The lab of Franziska Michor, with the Dana-Farber Cancer Institute, is focused on the evolutionary dynamics of cancer disease. The lab uses mathematical equations to plot the evolutionary path by which tumorigenesis emerges and somatic cells turn cancerous. In their recent article published in Cell, the lab members and colleagues analyzed data collected from over 200 pancreatic cancer patients and demonstrated that it is better to treat patients with chemotherapy at earlier stages rather than resection of later stages, as the former therapy applies to both primary tumor and metastatic cells, which were shown to be evident even at earlier stages of the disease.
Pier Paolo Pandolfi
The lab of Pier Pandolfi is located at the Beth Israel Deaconess Medical Center which is part of the Harvard Medical School. The lab members focus on cancer genetics of several key oncogenes and tumor suppressors through the use of transgenic mouse models. In their recent article published in Cell, the lab members and colleagues generated transgenic mice which express high levels of the tumor suppressor PTEN and demonstrated that these mice exhibit resistance to tumorigenesis as well as an uncommon metabolic status due to the involvement of PTEN in metabolism both at the cytosol and nucleus level.
The lab of Atan Gross, located at the Weizmann Institute of Science, is involved in understanding the balance between cell survival and programmed cell death through the use of knockout mice and cell biology techniques.
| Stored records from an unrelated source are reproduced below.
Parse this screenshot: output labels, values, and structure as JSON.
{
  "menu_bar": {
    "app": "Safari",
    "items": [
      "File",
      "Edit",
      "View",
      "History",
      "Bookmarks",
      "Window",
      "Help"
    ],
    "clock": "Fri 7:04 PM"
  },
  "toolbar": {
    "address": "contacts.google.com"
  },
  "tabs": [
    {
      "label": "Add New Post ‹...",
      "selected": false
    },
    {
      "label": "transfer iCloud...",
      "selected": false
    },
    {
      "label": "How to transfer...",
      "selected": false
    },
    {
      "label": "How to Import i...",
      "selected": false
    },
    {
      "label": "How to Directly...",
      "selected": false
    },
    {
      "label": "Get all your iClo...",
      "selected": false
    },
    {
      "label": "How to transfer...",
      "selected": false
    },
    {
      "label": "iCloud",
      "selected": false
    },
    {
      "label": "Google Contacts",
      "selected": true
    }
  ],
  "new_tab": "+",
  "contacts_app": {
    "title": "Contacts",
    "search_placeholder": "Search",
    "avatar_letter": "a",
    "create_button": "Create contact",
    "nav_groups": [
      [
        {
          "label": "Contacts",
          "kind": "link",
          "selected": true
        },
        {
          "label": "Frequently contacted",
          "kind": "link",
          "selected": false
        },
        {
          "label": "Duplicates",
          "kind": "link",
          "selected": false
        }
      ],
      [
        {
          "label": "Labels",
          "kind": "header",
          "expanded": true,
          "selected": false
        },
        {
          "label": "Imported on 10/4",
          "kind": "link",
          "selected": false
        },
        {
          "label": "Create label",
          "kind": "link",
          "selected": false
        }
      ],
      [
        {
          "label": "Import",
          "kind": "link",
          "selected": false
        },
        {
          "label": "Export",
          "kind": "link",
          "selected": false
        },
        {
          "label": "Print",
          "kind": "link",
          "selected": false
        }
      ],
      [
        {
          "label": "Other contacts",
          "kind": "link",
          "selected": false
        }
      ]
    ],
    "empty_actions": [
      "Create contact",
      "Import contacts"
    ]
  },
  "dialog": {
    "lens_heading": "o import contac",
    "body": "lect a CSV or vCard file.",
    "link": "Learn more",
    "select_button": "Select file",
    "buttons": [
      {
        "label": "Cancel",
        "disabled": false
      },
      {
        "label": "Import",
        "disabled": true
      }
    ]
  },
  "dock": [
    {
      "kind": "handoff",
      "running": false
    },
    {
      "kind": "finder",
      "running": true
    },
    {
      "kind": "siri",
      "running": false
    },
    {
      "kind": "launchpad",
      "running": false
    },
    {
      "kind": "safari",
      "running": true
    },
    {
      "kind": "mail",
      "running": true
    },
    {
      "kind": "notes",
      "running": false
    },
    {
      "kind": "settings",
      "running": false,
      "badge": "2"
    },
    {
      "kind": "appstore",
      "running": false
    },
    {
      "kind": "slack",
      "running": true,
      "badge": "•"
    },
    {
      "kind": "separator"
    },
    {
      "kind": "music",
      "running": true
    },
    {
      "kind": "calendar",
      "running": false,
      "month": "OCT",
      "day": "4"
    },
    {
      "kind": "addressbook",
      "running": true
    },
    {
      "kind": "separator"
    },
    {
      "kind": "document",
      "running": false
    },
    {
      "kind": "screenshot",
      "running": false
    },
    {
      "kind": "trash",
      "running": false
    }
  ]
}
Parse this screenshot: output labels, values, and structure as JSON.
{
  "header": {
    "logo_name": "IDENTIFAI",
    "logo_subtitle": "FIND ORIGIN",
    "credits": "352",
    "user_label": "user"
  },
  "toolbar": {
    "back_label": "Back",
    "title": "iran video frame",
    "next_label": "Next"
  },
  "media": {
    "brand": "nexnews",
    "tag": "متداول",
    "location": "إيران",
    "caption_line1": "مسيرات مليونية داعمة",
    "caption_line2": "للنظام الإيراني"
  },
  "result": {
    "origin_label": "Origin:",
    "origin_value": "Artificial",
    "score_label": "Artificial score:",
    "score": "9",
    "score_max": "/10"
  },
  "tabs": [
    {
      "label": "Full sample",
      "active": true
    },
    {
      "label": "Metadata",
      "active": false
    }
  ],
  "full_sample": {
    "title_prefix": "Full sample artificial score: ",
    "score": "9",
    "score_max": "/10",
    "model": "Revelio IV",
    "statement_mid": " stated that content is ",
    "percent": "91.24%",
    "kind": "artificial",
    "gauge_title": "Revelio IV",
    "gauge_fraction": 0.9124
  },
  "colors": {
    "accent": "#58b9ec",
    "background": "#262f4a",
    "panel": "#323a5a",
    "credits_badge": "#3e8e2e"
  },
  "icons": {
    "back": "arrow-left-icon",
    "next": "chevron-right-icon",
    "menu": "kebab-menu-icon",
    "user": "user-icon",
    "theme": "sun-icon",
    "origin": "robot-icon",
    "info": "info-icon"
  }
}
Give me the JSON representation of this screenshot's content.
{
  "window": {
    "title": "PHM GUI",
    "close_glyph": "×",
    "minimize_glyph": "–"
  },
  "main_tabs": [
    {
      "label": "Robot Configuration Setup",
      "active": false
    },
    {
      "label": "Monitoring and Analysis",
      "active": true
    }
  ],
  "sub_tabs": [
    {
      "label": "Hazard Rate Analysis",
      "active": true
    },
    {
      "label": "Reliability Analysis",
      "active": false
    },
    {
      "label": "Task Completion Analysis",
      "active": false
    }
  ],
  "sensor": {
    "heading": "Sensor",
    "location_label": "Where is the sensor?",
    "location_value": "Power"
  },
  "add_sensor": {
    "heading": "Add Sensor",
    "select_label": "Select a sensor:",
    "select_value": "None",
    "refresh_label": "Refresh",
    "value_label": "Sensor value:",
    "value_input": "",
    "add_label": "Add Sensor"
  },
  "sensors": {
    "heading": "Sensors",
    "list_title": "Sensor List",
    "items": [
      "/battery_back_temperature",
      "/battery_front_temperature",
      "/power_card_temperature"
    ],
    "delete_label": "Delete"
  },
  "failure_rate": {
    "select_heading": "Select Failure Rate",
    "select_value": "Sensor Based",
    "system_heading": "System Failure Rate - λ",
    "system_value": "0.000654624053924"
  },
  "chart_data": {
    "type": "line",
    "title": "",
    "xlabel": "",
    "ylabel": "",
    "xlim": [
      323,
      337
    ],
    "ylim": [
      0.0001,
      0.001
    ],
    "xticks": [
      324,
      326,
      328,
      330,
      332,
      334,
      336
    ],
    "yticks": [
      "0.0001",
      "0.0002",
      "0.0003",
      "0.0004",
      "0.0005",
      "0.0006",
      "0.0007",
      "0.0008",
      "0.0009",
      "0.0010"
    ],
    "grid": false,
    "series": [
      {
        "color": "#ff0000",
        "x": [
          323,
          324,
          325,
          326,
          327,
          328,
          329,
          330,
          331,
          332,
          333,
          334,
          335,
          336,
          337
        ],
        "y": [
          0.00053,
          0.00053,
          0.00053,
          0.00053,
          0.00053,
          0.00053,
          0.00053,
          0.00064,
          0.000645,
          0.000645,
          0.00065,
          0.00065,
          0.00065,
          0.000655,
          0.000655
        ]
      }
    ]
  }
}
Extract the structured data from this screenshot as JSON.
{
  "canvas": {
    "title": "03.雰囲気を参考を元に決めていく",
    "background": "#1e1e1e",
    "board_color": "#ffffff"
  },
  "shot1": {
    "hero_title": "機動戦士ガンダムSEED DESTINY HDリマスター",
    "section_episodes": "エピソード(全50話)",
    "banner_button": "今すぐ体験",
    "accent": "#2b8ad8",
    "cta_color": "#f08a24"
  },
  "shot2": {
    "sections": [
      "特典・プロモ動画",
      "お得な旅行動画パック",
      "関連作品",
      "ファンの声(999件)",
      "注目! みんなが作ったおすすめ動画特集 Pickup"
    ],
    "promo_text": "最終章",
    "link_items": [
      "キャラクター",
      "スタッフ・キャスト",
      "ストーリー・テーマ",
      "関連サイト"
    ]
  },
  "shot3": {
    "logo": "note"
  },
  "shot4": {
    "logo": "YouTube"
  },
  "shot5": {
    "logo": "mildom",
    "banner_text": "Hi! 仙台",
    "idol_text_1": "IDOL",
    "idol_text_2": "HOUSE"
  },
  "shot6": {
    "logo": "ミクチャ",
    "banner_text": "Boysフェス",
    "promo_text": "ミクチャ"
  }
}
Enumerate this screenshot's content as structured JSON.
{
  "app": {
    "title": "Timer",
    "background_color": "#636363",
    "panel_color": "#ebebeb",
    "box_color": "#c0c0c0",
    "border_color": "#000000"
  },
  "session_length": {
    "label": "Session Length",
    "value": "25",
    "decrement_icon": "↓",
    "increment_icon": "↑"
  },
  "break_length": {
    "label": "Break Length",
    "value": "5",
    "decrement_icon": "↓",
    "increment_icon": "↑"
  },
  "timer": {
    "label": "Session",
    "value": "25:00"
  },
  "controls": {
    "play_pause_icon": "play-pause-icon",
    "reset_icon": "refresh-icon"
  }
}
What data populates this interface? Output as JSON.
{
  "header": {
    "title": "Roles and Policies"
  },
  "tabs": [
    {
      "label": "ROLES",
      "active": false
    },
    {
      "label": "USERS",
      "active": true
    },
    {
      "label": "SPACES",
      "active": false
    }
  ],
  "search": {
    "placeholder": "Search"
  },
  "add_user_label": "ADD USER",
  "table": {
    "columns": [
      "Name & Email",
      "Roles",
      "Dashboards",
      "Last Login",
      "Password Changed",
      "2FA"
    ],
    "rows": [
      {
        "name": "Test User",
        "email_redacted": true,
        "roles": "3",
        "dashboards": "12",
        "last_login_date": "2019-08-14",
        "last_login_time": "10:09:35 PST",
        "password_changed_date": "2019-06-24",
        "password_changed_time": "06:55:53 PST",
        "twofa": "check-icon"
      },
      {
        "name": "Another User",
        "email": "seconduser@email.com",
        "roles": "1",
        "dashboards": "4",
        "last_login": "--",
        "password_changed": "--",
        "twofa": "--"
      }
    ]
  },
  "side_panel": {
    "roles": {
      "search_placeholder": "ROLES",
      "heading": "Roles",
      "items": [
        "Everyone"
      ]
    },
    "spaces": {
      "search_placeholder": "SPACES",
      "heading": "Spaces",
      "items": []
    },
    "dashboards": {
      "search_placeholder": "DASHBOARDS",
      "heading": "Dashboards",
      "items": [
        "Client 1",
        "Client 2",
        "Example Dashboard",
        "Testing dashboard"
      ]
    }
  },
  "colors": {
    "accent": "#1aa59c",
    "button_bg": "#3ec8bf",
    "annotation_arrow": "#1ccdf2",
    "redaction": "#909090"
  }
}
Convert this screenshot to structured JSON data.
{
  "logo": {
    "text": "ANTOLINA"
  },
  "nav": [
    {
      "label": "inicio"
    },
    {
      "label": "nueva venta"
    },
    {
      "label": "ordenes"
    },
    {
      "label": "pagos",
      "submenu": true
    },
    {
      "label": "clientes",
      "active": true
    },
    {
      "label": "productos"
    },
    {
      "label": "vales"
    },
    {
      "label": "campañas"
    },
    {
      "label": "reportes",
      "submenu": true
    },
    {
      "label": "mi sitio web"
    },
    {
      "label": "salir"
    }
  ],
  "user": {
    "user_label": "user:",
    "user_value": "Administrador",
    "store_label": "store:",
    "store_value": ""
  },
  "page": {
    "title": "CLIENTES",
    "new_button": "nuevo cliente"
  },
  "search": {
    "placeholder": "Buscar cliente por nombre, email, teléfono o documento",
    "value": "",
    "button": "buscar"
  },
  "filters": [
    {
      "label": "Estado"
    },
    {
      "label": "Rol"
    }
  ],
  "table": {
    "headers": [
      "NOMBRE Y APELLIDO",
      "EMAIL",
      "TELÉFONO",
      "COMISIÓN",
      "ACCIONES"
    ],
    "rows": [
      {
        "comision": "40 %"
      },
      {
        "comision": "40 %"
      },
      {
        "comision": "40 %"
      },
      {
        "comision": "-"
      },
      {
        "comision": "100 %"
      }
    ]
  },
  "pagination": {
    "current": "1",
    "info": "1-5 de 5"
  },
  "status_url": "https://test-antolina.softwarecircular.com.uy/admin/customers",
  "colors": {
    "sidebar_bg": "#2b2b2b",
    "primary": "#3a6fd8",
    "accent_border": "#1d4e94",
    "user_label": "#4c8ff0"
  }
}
The lab members focus on the key role of BID protein in these processes. In their 2010 article, published in Nature Cell Biology, the lab members demonstrated that MTCH2/MIMP binds to truncated BID and recruits it to the mitochondria for the initiation of the mitochondrial apoptosis program.
David B. Solit
The lab of David Solit, affiliated with the Memorial-Sloan Kettering Cancer Center, develops cancer therapies which are mainly aimed against tyrosine kinases and steroid receptors. The lab members and colleagues recently published a paper in Nature in which they discovered a novel resistance mechanism cancer cells develop against the anti-cancer drug, Vemurafenib. They demonstrated that cancer cells avoid the drug's effect by expressing a shorter splice variant which is devoid of the drug's binding site.
The lab of Daniel Haber, located at the Massachusetts General Hospital Cancer Center, is focused on understanding the genetic mechanisms underlying cancer development and progression. In an published in Nature, the lab members and colleagues described the isolation of pancreatic cancer-derived circulating tumor cells and identification of wnt gene as enriched within these cells. This and other results suggests the wnt signaling pathway may lead to metastases in human pancreatic cancer.
The lab of Michael Overholtzer, part of the Sloan-Kettering institute, is focused on understanding the mechanisms that govern normal cell to tumor cell conversion. The lab's major focus is on entosis, a novel cell-death mechanism which is driven by engulfing of a cell by a neighboring cell, leading to the death of both. The lab's recent publication in Nature Cell Biology demonstrates that proteins related to the autophagy cell death mechanism are targeted to single-membrane vacuoles involved in the entosis process, and demonstrating a possible role for autophagy in non-pathogenic cases.
Who would you add to the list? Discuss in the comments below!